[Exercise brief]:
Which lines of the entries hold the string "true"? Copy each one.

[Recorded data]
- - -

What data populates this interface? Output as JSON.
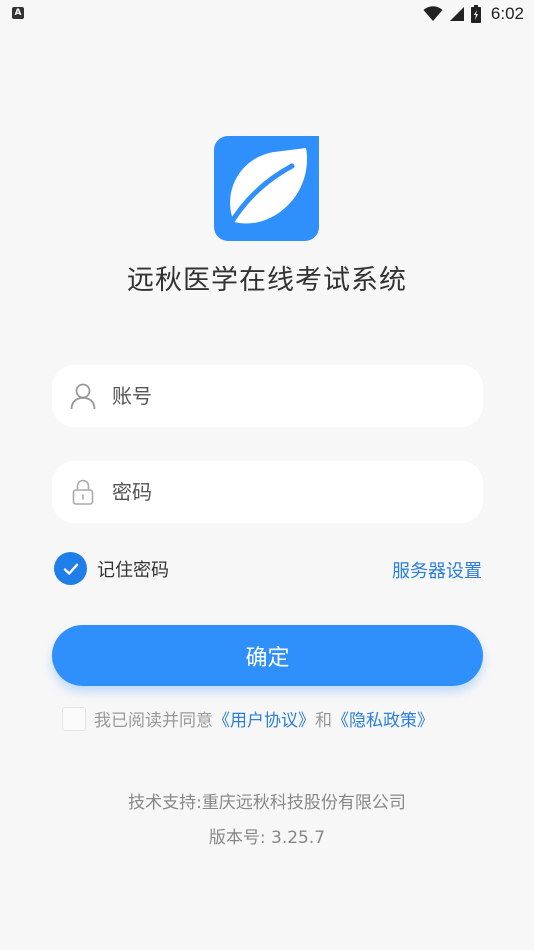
{
  "status_bar": {
    "indicator": "A",
    "time": "6:02",
    "icons": [
      "wifi-icon",
      "signal-icon",
      "battery-icon"
    ]
  },
  "app": {
    "title": "远秋医学在线考试系统",
    "logo_icon": "leaf-icon",
    "brand_color": "#2f90fb"
  },
  "login": {
    "account_placeholder": "账号",
    "account_value": "",
    "account_icon": "user-icon",
    "password_placeholder": "密码",
    "password_value": "",
    "password_icon": "lock-icon",
    "remember_label": "记住密码",
    "remember_checked": true,
    "server_settings_label": "服务器设置",
    "confirm_label": "确定"
  },
  "agreement": {
    "checked": false,
    "prefix": "我已阅读并同意",
    "user_agreement": "《用户协议》",
    "and": "和",
    "privacy_policy": "《隐私政策》"
  },
  "footer": {
    "support": "技术支持:重庆远秋科技股份有限公司",
    "version": "版本号: 3.25.7"
  }
}
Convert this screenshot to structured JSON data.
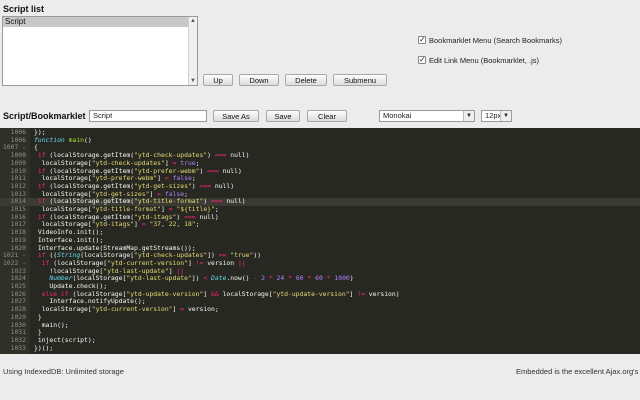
{
  "script_list": {
    "title": "Script list",
    "items": [
      "Script"
    ],
    "selected": "Script"
  },
  "list_buttons": {
    "up": "Up",
    "down": "Down",
    "delete": "Delete",
    "submenu": "Submenu"
  },
  "options": {
    "bookmarklet_menu": {
      "label": "Bookmarklet Menu (Search Bookmarks)",
      "checked": true
    },
    "edit_link_menu": {
      "label": "Edit Link Menu (Bookmarklet, .js)",
      "checked": true
    }
  },
  "editor_bar": {
    "title": "Script/Bookmarklet",
    "name_value": "Script",
    "save_as": "Save As",
    "save": "Save",
    "clear": "Clear",
    "theme": "Monokai",
    "font_size": "12px"
  },
  "code": {
    "active_line": "1014",
    "lines": [
      {
        "n": "1006",
        "t": [
          [
            "p",
            "});"
          ]
        ]
      },
      {
        "n": "1006",
        "t": [
          [
            "it",
            "function "
          ],
          [
            "fn",
            "main"
          ],
          [
            "p",
            "()"
          ]
        ]
      },
      {
        "n": "1007 -",
        "t": [
          [
            "p",
            "{"
          ]
        ]
      },
      {
        "n": "1008",
        "t": [
          [
            "kw",
            " if "
          ],
          [
            "p",
            "(localStorage.getItem("
          ],
          [
            "str",
            "\"ytd-check-updates\""
          ],
          [
            "p",
            ") "
          ],
          [
            "kw",
            "==="
          ],
          [
            "p",
            " null)"
          ]
        ]
      },
      {
        "n": "1009",
        "t": [
          [
            "p",
            "  localStorage["
          ],
          [
            "str",
            "\"ytd-check-updates\""
          ],
          [
            "p",
            "] "
          ],
          [
            "kw",
            "="
          ],
          [
            "p",
            " "
          ],
          [
            "num",
            "true"
          ],
          [
            "p",
            ";"
          ]
        ]
      },
      {
        "n": "1010",
        "t": [
          [
            "kw",
            " if "
          ],
          [
            "p",
            "(localStorage.getItem("
          ],
          [
            "str",
            "\"ytd-prefer-webm\""
          ],
          [
            "p",
            ") "
          ],
          [
            "kw",
            "==="
          ],
          [
            "p",
            " null)"
          ]
        ]
      },
      {
        "n": "1011",
        "t": [
          [
            "p",
            "  localStorage["
          ],
          [
            "str",
            "\"ytd-prefer-webm\""
          ],
          [
            "p",
            "] "
          ],
          [
            "kw",
            "="
          ],
          [
            "p",
            " "
          ],
          [
            "num",
            "false"
          ],
          [
            "p",
            ";"
          ]
        ]
      },
      {
        "n": "1012",
        "t": [
          [
            "kw",
            " if "
          ],
          [
            "p",
            "(localStorage.getItem("
          ],
          [
            "str",
            "\"ytd-get-sizes\""
          ],
          [
            "p",
            ") "
          ],
          [
            "kw",
            "==="
          ],
          [
            "p",
            " null)"
          ]
        ]
      },
      {
        "n": "1013",
        "t": [
          [
            "p",
            "  localStorage["
          ],
          [
            "str",
            "\"ytd-get-sizes\""
          ],
          [
            "p",
            "] "
          ],
          [
            "kw",
            "="
          ],
          [
            "p",
            " "
          ],
          [
            "num",
            "false"
          ],
          [
            "p",
            ";"
          ]
        ]
      },
      {
        "n": "1014",
        "t": [
          [
            "kw",
            " if "
          ],
          [
            "p",
            "(localStorage.getItem("
          ],
          [
            "str",
            "\"ytd-title-format\""
          ],
          [
            "p",
            ") "
          ],
          [
            "kw",
            "==="
          ],
          [
            "p",
            " null)"
          ]
        ]
      },
      {
        "n": "1015",
        "t": [
          [
            "p",
            "  localStorage["
          ],
          [
            "str",
            "\"ytd-title-format\""
          ],
          [
            "p",
            "] "
          ],
          [
            "kw",
            "="
          ],
          [
            "p",
            " "
          ],
          [
            "str",
            "\"${title}\""
          ],
          [
            "p",
            ";"
          ]
        ]
      },
      {
        "n": "1016",
        "t": [
          [
            "kw",
            " if "
          ],
          [
            "p",
            "(localStorage.getItem("
          ],
          [
            "str",
            "\"ytd-itags\""
          ],
          [
            "p",
            ") "
          ],
          [
            "kw",
            "==="
          ],
          [
            "p",
            " null)"
          ]
        ]
      },
      {
        "n": "1017",
        "t": [
          [
            "p",
            "  localStorage["
          ],
          [
            "str",
            "\"ytd-itags\""
          ],
          [
            "p",
            "] "
          ],
          [
            "kw",
            "="
          ],
          [
            "p",
            " "
          ],
          [
            "str",
            "\"37, 22, 18\""
          ],
          [
            "p",
            ";"
          ]
        ]
      },
      {
        "n": "1018",
        "t": [
          [
            "p",
            " VideoInfo.init();"
          ]
        ]
      },
      {
        "n": "1019",
        "t": [
          [
            "p",
            " Interface.init();"
          ]
        ]
      },
      {
        "n": "1020",
        "t": [
          [
            "p",
            " Interface.update(StreamMap.getStreams());"
          ]
        ]
      },
      {
        "n": "1021 -",
        "t": [
          [
            "kw",
            " if "
          ],
          [
            "p",
            "(("
          ],
          [
            "it",
            "String"
          ],
          [
            "p",
            "(localStorage["
          ],
          [
            "str",
            "\"ytd-check-updates\""
          ],
          [
            "p",
            "]) "
          ],
          [
            "kw",
            "=="
          ],
          [
            "p",
            " "
          ],
          [
            "str",
            "\"true\""
          ],
          [
            "p",
            "))"
          ]
        ]
      },
      {
        "n": "1022 -",
        "t": [
          [
            "kw",
            "  if "
          ],
          [
            "p",
            "(localStorage["
          ],
          [
            "str",
            "\"ytd-current-version\""
          ],
          [
            "p",
            "] "
          ],
          [
            "kw",
            "!="
          ],
          [
            "p",
            " version "
          ],
          [
            "kw",
            "||"
          ]
        ]
      },
      {
        "n": "1023",
        "t": [
          [
            "p",
            "    !localStorage["
          ],
          [
            "str",
            "\"ytd-last-update\""
          ],
          [
            "p",
            "] "
          ],
          [
            "kw",
            "||"
          ]
        ]
      },
      {
        "n": "1024",
        "t": [
          [
            "p",
            "    "
          ],
          [
            "it",
            "Number"
          ],
          [
            "p",
            "(localStorage["
          ],
          [
            "str",
            "\"ytd-last-update\""
          ],
          [
            "p",
            "]) "
          ],
          [
            "kw",
            "<"
          ],
          [
            "p",
            " "
          ],
          [
            "it",
            "Date"
          ],
          [
            "p",
            ".now() "
          ],
          [
            "kw",
            "-"
          ],
          [
            "p",
            " "
          ],
          [
            "num",
            "2"
          ],
          [
            "p",
            " "
          ],
          [
            "kw",
            "*"
          ],
          [
            "p",
            " "
          ],
          [
            "num",
            "24"
          ],
          [
            "p",
            " "
          ],
          [
            "kw",
            "*"
          ],
          [
            "p",
            " "
          ],
          [
            "num",
            "60"
          ],
          [
            "p",
            " "
          ],
          [
            "kw",
            "*"
          ],
          [
            "p",
            " "
          ],
          [
            "num",
            "60"
          ],
          [
            "p",
            " "
          ],
          [
            "kw",
            "*"
          ],
          [
            "p",
            " "
          ],
          [
            "num",
            "1000"
          ],
          [
            "p",
            ")"
          ]
        ]
      },
      {
        "n": "1025",
        "t": [
          [
            "p",
            "    Update.check();"
          ]
        ]
      },
      {
        "n": "1026",
        "t": [
          [
            "kw",
            "  else if "
          ],
          [
            "p",
            "(localStorage["
          ],
          [
            "str",
            "\"ytd-update-version\""
          ],
          [
            "p",
            "] "
          ],
          [
            "kw",
            "&&"
          ],
          [
            "p",
            " localStorage["
          ],
          [
            "str",
            "\"ytd-update-version\""
          ],
          [
            "p",
            "] "
          ],
          [
            "kw",
            "!="
          ],
          [
            "p",
            " version)"
          ]
        ]
      },
      {
        "n": "1027",
        "t": [
          [
            "p",
            "    Interface.notifyUpdate();"
          ]
        ]
      },
      {
        "n": "1028",
        "t": [
          [
            "p",
            "  localStorage["
          ],
          [
            "str",
            "\"ytd-current-version\""
          ],
          [
            "p",
            "] "
          ],
          [
            "kw",
            "="
          ],
          [
            "p",
            " version;"
          ]
        ]
      },
      {
        "n": "1029",
        "t": [
          [
            "p",
            " }"
          ]
        ]
      },
      {
        "n": "1030",
        "t": [
          [
            "p",
            "  main();"
          ]
        ]
      },
      {
        "n": "1031",
        "t": [
          [
            "p",
            " }"
          ]
        ]
      },
      {
        "n": "1032",
        "t": [
          [
            "p",
            " inject(script);"
          ]
        ]
      },
      {
        "n": "1033",
        "t": [
          [
            "p",
            "})();"
          ]
        ]
      }
    ]
  },
  "status": {
    "left": "Using IndexedDB: Unlimited storage",
    "right": "Embedded is the excellent Ajax.org's"
  },
  "colors": {
    "editor_bg": "#272822",
    "gutter_bg": "#2f3129",
    "keyword": "#f92672",
    "string": "#e6db74",
    "function": "#a6e22e",
    "number": "#ae81ff",
    "type": "#66d9ef"
  }
}
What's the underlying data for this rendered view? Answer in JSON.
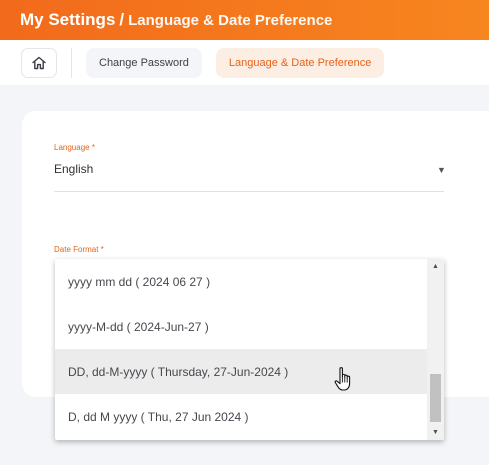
{
  "header": {
    "title": "My Settings",
    "separator": "/",
    "subtitle": "Language & Date Preference"
  },
  "subnav": {
    "home_icon": "home-icon",
    "tabs": [
      {
        "label": "Change Password",
        "active": false
      },
      {
        "label": "Language & Date Preference",
        "active": true
      }
    ]
  },
  "form": {
    "language": {
      "label": "Language *",
      "value": "English"
    },
    "date_format": {
      "label": "Date Format *"
    }
  },
  "date_format_options": [
    {
      "label": "yyyy mm dd ( 2024 06 27 )"
    },
    {
      "label": "yyyy-M-dd ( 2024-Jun-27 )"
    },
    {
      "label": "DD, dd-M-yyyy ( Thursday, 27-Jun-2024 )",
      "hovered": true
    },
    {
      "label": "D, dd M yyyy ( Thu, 27 Jun 2024 )"
    }
  ],
  "colors": {
    "accent": "#f26a1b",
    "active_tab_bg": "#fdeee3",
    "hover_bg": "#ececec"
  }
}
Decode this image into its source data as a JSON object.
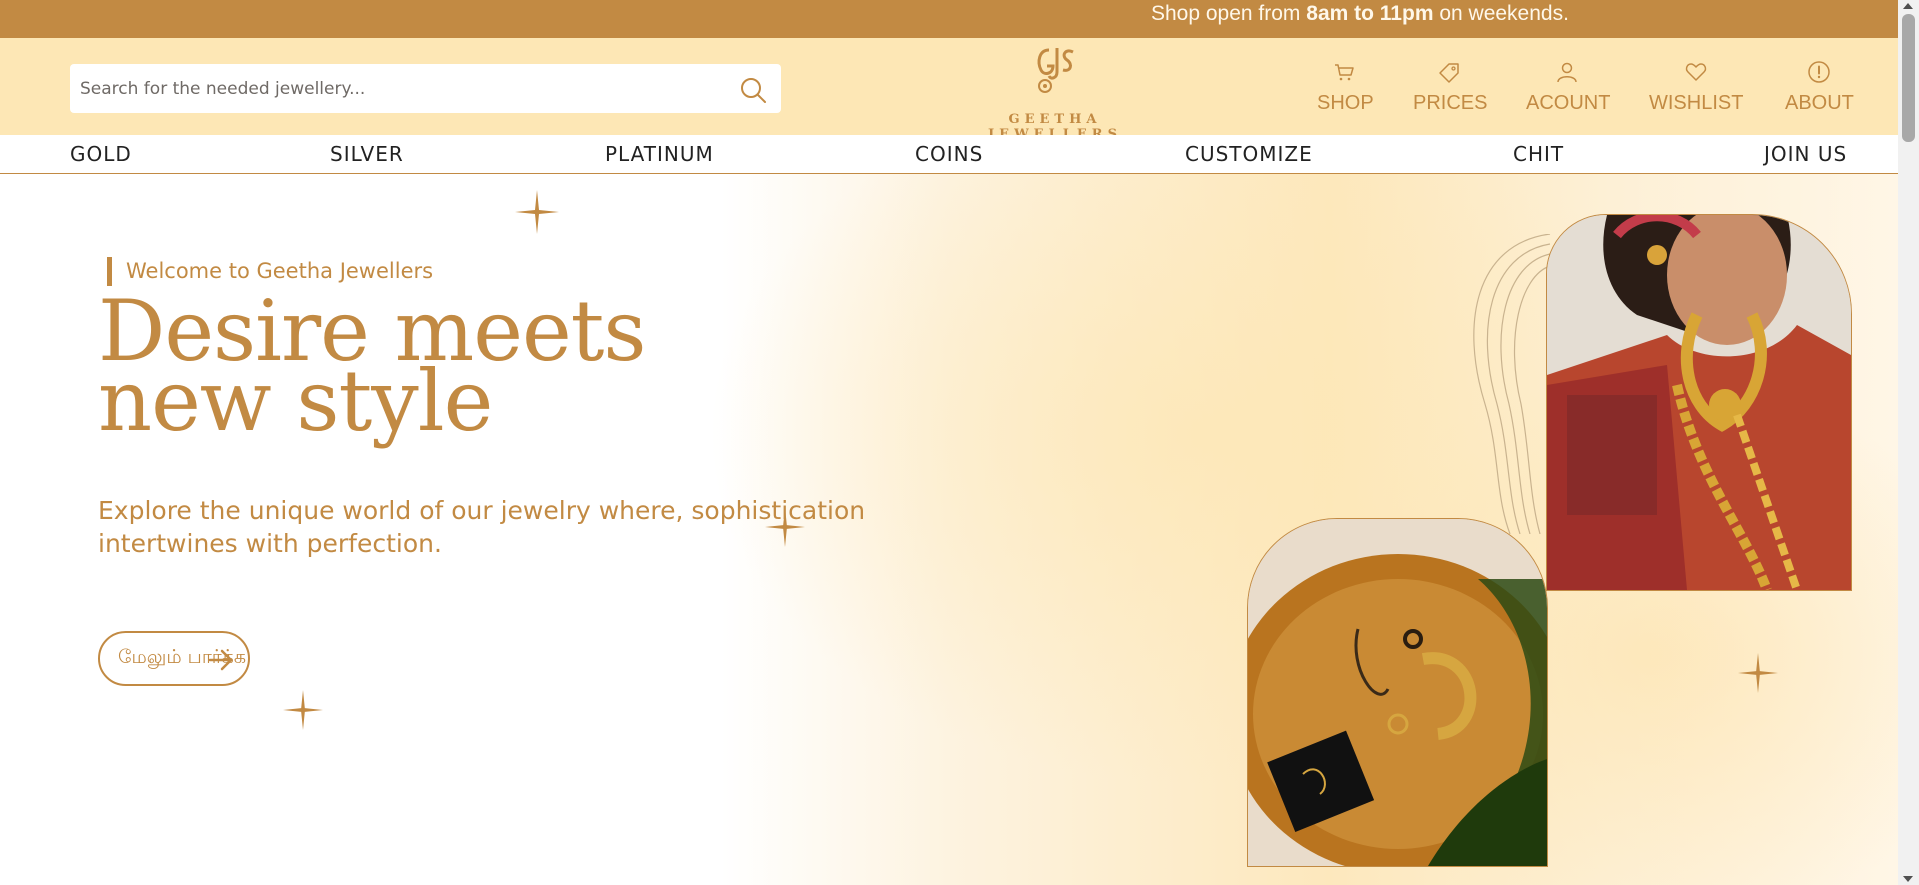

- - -

[Expected answer]:
    "remember_checked": true,
      "checked": true
      "checked": true
            "true"
            "\"true\""
        "active": true
      "hovered": true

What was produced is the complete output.